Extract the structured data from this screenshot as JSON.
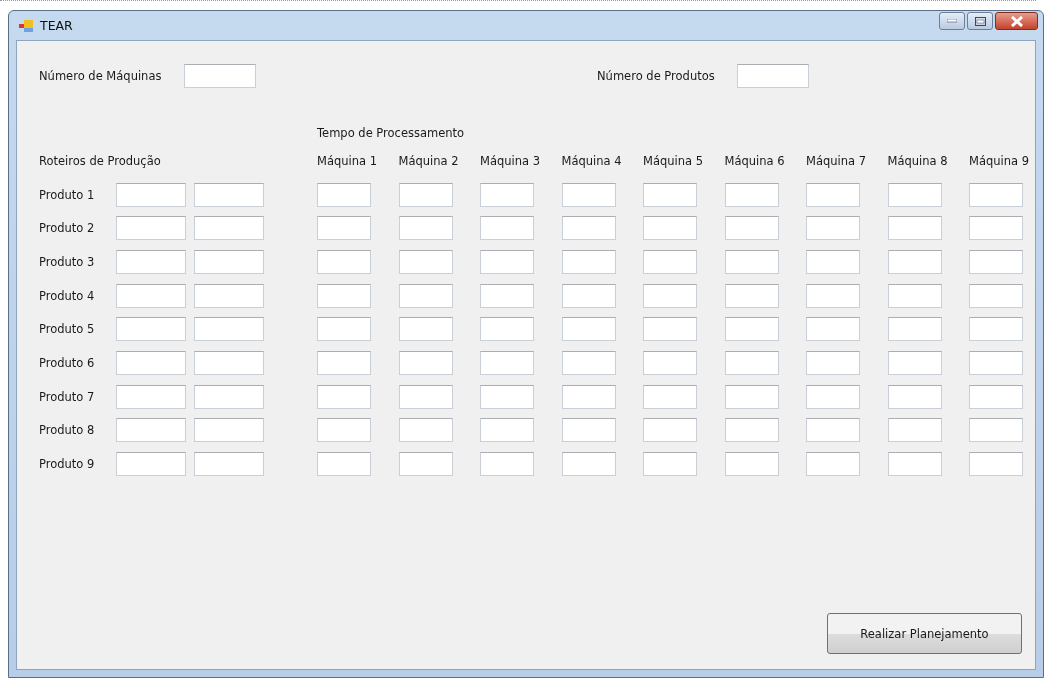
{
  "window": {
    "title": "TEAR"
  },
  "machine_count": {
    "label": "Número de Máquinas"
  },
  "product_count": {
    "label": "Número de Produtos"
  },
  "processing_time_title": "Tempo de Processamento",
  "routes_title": "Roteiros de Produção",
  "machine_headers": [
    "Máquina 1",
    "Máquina 2",
    "Máquina 3",
    "Máquina 4",
    "Máquina 5",
    "Máquina 6",
    "Máquina 7",
    "Máquina 8",
    "Máquina 9"
  ],
  "products": [
    {
      "label": "Produto 1"
    },
    {
      "label": "Produto 2"
    },
    {
      "label": "Produto 3"
    },
    {
      "label": "Produto 4"
    },
    {
      "label": "Produto 5"
    },
    {
      "label": "Produto 6"
    },
    {
      "label": "Produto 7"
    },
    {
      "label": "Produto 8"
    },
    {
      "label": "Produto 9"
    }
  ],
  "button": "Realizar Planejamento"
}
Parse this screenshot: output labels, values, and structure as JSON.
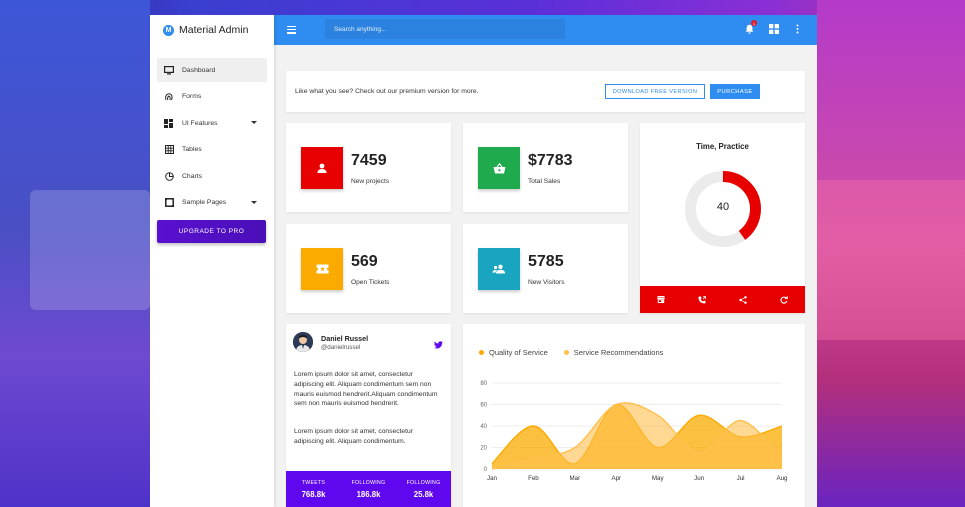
{
  "brand": {
    "name": "Material Admin",
    "logo_letter": "M"
  },
  "sidebar": {
    "items": [
      {
        "label": "Dashboard",
        "icon": "monitor-icon",
        "active": true
      },
      {
        "label": "Forms",
        "icon": "fingerprint-icon"
      },
      {
        "label": "UI Features",
        "icon": "dashboard-grid-icon",
        "caret": true
      },
      {
        "label": "Tables",
        "icon": "table-icon"
      },
      {
        "label": "Charts",
        "icon": "pie-chart-icon"
      },
      {
        "label": "Sample Pages",
        "icon": "crop-square-icon",
        "caret": true
      }
    ],
    "upgrade_label": "UPGRADE TO PRO"
  },
  "topbar": {
    "search_placeholder": "Search anything...",
    "notification_count": "1",
    "icons": [
      "menu-icon",
      "bell-icon",
      "apps-icon",
      "more-vert-icon"
    ]
  },
  "promo": {
    "text": "Like what you see? Check out our premium version for more.",
    "download_label": "DOWNLOAD FREE VERSION",
    "purchase_label": "PURCHASE"
  },
  "stats": [
    {
      "value": "7459",
      "label": "New projects",
      "color": "#e60000",
      "icon": "person-icon"
    },
    {
      "value": "$7783",
      "label": "Total Sales",
      "color": "#1eaa4d",
      "icon": "basket-icon"
    },
    {
      "value": "569",
      "label": "Open Tickets",
      "color": "#fbab00",
      "icon": "ticket-icon"
    },
    {
      "value": "5785",
      "label": "New Visitors",
      "color": "#19a4c0",
      "icon": "group-icon"
    }
  ],
  "time_card": {
    "title": "Time, Practice",
    "value": "40",
    "progress": 0.4,
    "ring_color": "#e60000",
    "track_color": "#ebebeb",
    "actions": [
      "store-icon",
      "phone-icon",
      "share-icon",
      "refresh-icon"
    ]
  },
  "profile": {
    "name": "Daniel Russel",
    "handle": "@danielrussel",
    "paragraph1": "Lorem ipsum dolor sit amet, consectetur adipiscing elit. Aliquam condimentum sem non mauris euismod hendrerit.Aliquam condimentum sem non mauris euismod hendrerit.",
    "paragraph2": "Lorem ipsum dolor sit amet, consectetur adipiscing elit. Aliquam condimentum.",
    "stats": [
      {
        "label": "TWEETS",
        "value": "768.8k"
      },
      {
        "label": "FOLLOWING",
        "value": "186.8k"
      },
      {
        "label": "FOLLOWING",
        "value": "25.8k"
      }
    ]
  },
  "chart_data": {
    "type": "area",
    "categories": [
      "Jan",
      "Feb",
      "Mar",
      "Apr",
      "May",
      "Jun",
      "Jul",
      "Aug"
    ],
    "ylim": [
      0,
      80
    ],
    "yticks": [
      0,
      20,
      40,
      60,
      80
    ],
    "series": [
      {
        "name": "Quality of Service",
        "color": "#fbab00",
        "values": [
          5,
          40,
          5,
          60,
          20,
          50,
          30,
          40
        ]
      },
      {
        "name": "Service Recommendations",
        "color": "#ffc04d",
        "values": [
          0,
          10,
          20,
          60,
          50,
          15,
          45,
          10
        ]
      }
    ]
  }
}
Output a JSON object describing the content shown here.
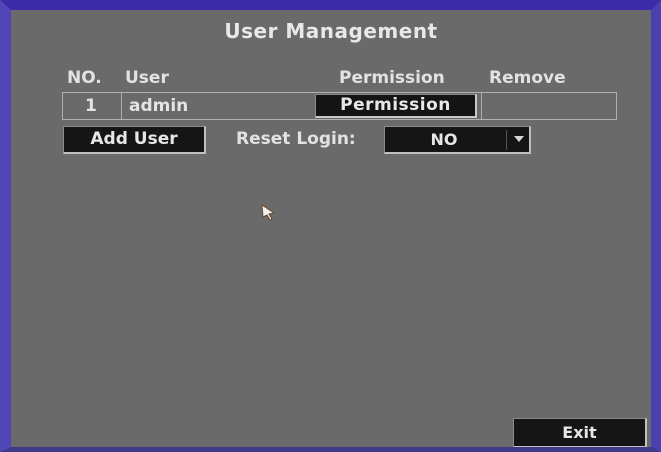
{
  "title": "User Management",
  "table": {
    "headers": {
      "no": "NO.",
      "user": "User",
      "permission": "Permission",
      "remove": "Remove"
    },
    "rows": [
      {
        "no": "1",
        "user": "admin",
        "permission_button": "Permission",
        "remove": ""
      }
    ]
  },
  "buttons": {
    "add_user": "Add User",
    "exit": "Exit"
  },
  "reset_login": {
    "label": "Reset Login:",
    "value": "NO"
  },
  "icons": {
    "cursor": "mouse-pointer-icon",
    "dropdown": "chevron-down-icon"
  },
  "colors": {
    "background": "#6a6a6a",
    "button": "#151515",
    "frame": "#4a40b0"
  }
}
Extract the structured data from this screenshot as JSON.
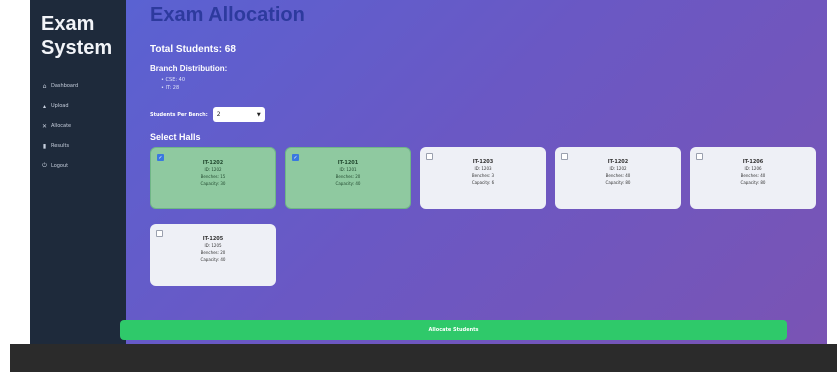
{
  "sidebar": {
    "brand_line1": "Exam",
    "brand_line2": "System",
    "items": [
      {
        "icon": "home-icon",
        "glyph": "⌂",
        "label": "Dashboard"
      },
      {
        "icon": "upload-icon",
        "glyph": "▴",
        "label": "Upload"
      },
      {
        "icon": "allocate-icon",
        "glyph": "✕",
        "label": "Allocate"
      },
      {
        "icon": "results-icon",
        "glyph": "▮",
        "label": "Results"
      },
      {
        "icon": "logout-icon",
        "glyph": "⏻",
        "label": "Logout"
      }
    ]
  },
  "main": {
    "title": "Exam Allocation",
    "total_students": "Total Students: 68",
    "branch_title": "Branch Distribution:",
    "branches": [
      "CSE: 40",
      "IT: 28"
    ],
    "students_per_bench_label": "Students Per Bench:",
    "students_per_bench_value": "2",
    "select_halls_label": "Select Halls",
    "halls": [
      {
        "name": "IT-1202",
        "id": "ID: 1202",
        "benches": "Benches: 15",
        "capacity": "Capacity: 30",
        "selected": true
      },
      {
        "name": "IT-1201",
        "id": "ID: 1201",
        "benches": "Benches: 20",
        "capacity": "Capacity: 40",
        "selected": true
      },
      {
        "name": "IT-1203",
        "id": "ID: 1203",
        "benches": "Benches: 3",
        "capacity": "Capacity: 6",
        "selected": false
      },
      {
        "name": "IT-1202",
        "id": "ID: 1202",
        "benches": "Benches: 40",
        "capacity": "Capacity: 80",
        "selected": false
      },
      {
        "name": "IT-1206",
        "id": "ID: 1206",
        "benches": "Benches: 40",
        "capacity": "Capacity: 80",
        "selected": false
      },
      {
        "name": "IT-1205",
        "id": "ID: 1205",
        "benches": "Benches: 20",
        "capacity": "Capacity: 40",
        "selected": false
      }
    ],
    "allocate_button": "Allocate Students"
  },
  "colors": {
    "sidebar_bg": "#1e2a3b",
    "title": "#2d3a9e",
    "selected_card": "#8fc9a0",
    "allocate_button": "#2fc96a"
  }
}
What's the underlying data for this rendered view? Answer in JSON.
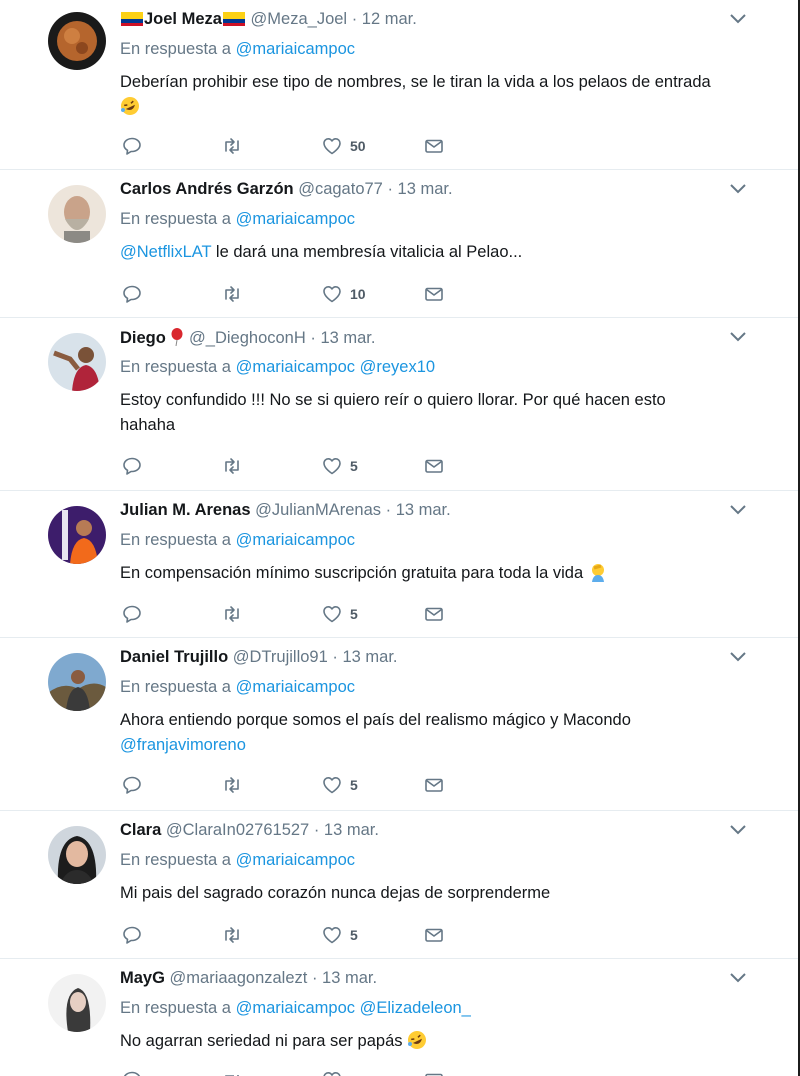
{
  "colors": {
    "link": "#1b95e0",
    "muted": "#657786",
    "text": "#14171a",
    "divider": "#e6ecf0"
  },
  "icons": {
    "reply": "reply-icon",
    "retweet": "retweet-icon",
    "like": "heart-icon",
    "dm": "envelope-icon",
    "more": "chevron-down-icon"
  },
  "tweets": [
    {
      "name": "Joel Meza",
      "handle": "@Meza_Joel",
      "dot": "·",
      "date": "12 mar.",
      "reply_prefix": "En respuesta a ",
      "reply_to": [
        "@mariaicampoc"
      ],
      "text_parts": {
        "t1": "Deberían prohibir ese tipo de nombres, se le tiran la vida a los pelaos de entrada"
      },
      "likes": "50"
    },
    {
      "name": "Carlos Andrés Garzón",
      "handle": "@cagato77",
      "dot": "·",
      "date": "13 mar.",
      "reply_prefix": "En respuesta a ",
      "reply_to": [
        "@mariaicampoc"
      ],
      "text_parts": {
        "mention": "@NetflixLAT",
        "t1": " le dará una membresía vitalicia  al Pelao..."
      },
      "likes": "10"
    },
    {
      "name": "Diego",
      "handle": "@_DieghoconH",
      "dot": "·",
      "date": "13 mar.",
      "reply_prefix": "En respuesta a ",
      "reply_to": [
        "@mariaicampoc",
        "@reyex10"
      ],
      "text_parts": {
        "t1": "Estoy confundido !!! No se si quiero reír o quiero llorar. Por qué hacen esto hahaha"
      },
      "likes": "5"
    },
    {
      "name": "Julian M. Arenas",
      "handle": "@JulianMArenas",
      "dot": "·",
      "date": "13 mar.",
      "reply_prefix": "En respuesta a ",
      "reply_to": [
        "@mariaicampoc"
      ],
      "text_parts": {
        "t1": "En compensación mínimo suscripción gratuita para toda la vida"
      },
      "likes": "5"
    },
    {
      "name": "Daniel Trujillo",
      "handle": "@DTrujillo91",
      "dot": "·",
      "date": "13 mar.",
      "reply_prefix": "En respuesta a ",
      "reply_to": [
        "@mariaicampoc"
      ],
      "text_parts": {
        "t1": "Ahora entiendo porque somos el país del realismo mágico y Macondo",
        "mention": "@franjavimoreno"
      },
      "likes": "5"
    },
    {
      "name": "Clara",
      "handle": "@ClaraIn02761527",
      "dot": "·",
      "date": "13 mar.",
      "reply_prefix": "En respuesta a ",
      "reply_to": [
        "@mariaicampoc"
      ],
      "text_parts": {
        "t1": "Mi pais del sagrado corazón nunca dejas de sorprenderme"
      },
      "likes": "5"
    },
    {
      "name": "MayG",
      "handle": "@mariaagonzalezt",
      "dot": "·",
      "date": "13 mar.",
      "reply_prefix": "En respuesta a ",
      "reply_to": [
        "@mariaicampoc",
        "@Elizadeleon_"
      ],
      "text_parts": {
        "t1": "No agarran seriedad ni para ser papás"
      },
      "likes": ""
    }
  ]
}
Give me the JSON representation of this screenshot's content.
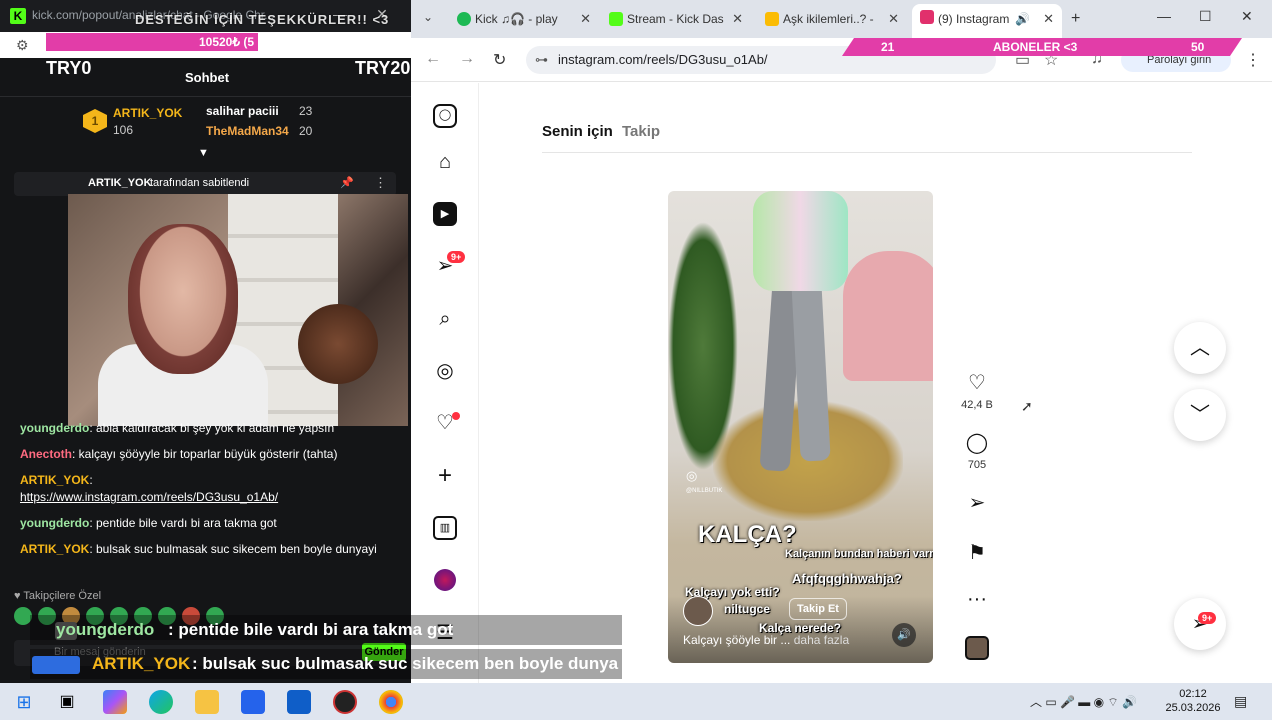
{
  "left_window": {
    "url": "kick.com/popout/analizlar/chat - Google Chr...",
    "donation_title": "DESTEĞİN İÇİN TEŞEKKÜRLER!! <3",
    "progress_text": "10520₺ (5",
    "try_left": "TRY0",
    "try_right": "TRY20",
    "chat_header": "Sohbet",
    "leaderboard": {
      "top": {
        "rank": "1",
        "name": "ARTIK_YOK",
        "count": "106"
      },
      "second": {
        "name": "salihar paciii",
        "count": "23"
      },
      "third": {
        "name": "TheMadMan34",
        "count": "20"
      }
    },
    "pinned": {
      "user": "ARTIK_YOK",
      "text": "tarafından sabitlendi"
    },
    "messages": [
      {
        "user": "youngderdo",
        "color": "#9ee6a2",
        "text": ": abla kaldıracak bi şey yok ki adam ne yapsın"
      },
      {
        "user": "Anectoth",
        "color": "#ff6b81",
        "text": ": kalçayı şööyyle bir toparlar büyük gösterir (tahta)"
      },
      {
        "user": "ARTIK_YOK",
        "color": "#f4b61a",
        "text": ":",
        "link": "https://www.instagram.com/reels/DG3usu_o1Ab/"
      },
      {
        "user": "youngderdo",
        "color": "#9ee6a2",
        "text": ": pentide bile vardı bi ara takma got"
      },
      {
        "user": "ARTIK_YOK",
        "color": "#f4b61a",
        "text": ": bulsak suc bulmasak suc sikecem ben boyle dunyayi"
      }
    ],
    "followers_only": "Takipçilere Özel",
    "input_placeholder": "Bir mesaj gönderin",
    "send_label": "Gönder"
  },
  "overlay": {
    "line1_user": "youngderdo",
    "line1_text": ": pentide bile vardı bi ara takma got",
    "line2_user": "ARTIK_YOK",
    "line2_text": ": bulsak suc bulmasak suc sikecem ben boyle dunya"
  },
  "browser": {
    "tabs": [
      {
        "label": "Kick ♫🎧 - play",
        "icon_color": "#1db954"
      },
      {
        "label": "Stream - Kick Das",
        "icon_color": "#53fc18"
      },
      {
        "label": "Aşk ikilemleri..? -",
        "icon_color": "#fbbc04"
      },
      {
        "label": "(9) Instagram",
        "icon_color": "#e1306c"
      }
    ],
    "new_tab": "+",
    "url": "instagram.com/reels/DG3usu_o1Ab/",
    "profile_label": "Parolayı girin",
    "aboneler": {
      "left_num": "21",
      "label": "ABONELER <3",
      "right_num": "50"
    }
  },
  "instagram": {
    "tabs": {
      "for_you": "Senin için",
      "following": "Takip"
    },
    "sidebar_badges": {
      "messages": "9+"
    },
    "reel": {
      "title_overlay": "KALÇA?",
      "caption_lines": [
        "Kalçanın bundan haberi varmı?",
        "Afqfqqghhwahja?",
        "Kalçayı yok etti?",
        "Kalça nerede?"
      ],
      "author": "niltugce",
      "follow_label": "Takip Et",
      "description": "Kalçayı şööyle bir ...",
      "more_label": "daha fazla",
      "watermark": "@NILLBUTIK"
    },
    "actions": {
      "likes": "42,4 B",
      "comments": "705"
    },
    "float_badge": "9+"
  },
  "taskbar": {
    "time": "02:12",
    "date": "25.03.2026"
  }
}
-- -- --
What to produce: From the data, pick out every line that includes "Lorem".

Answer:
    "paragraph1": "Lorem ipsum dolor sit amet, consectetur adipiscing elit. Aliquam condimentum sem non mauris euismod hendrerit.Aliquam condimentum sem non mauris euismod hendrerit.",
    "paragraph2": "Lorem ipsum dolor sit amet, consectetur adipiscing elit. Aliquam condimentum.",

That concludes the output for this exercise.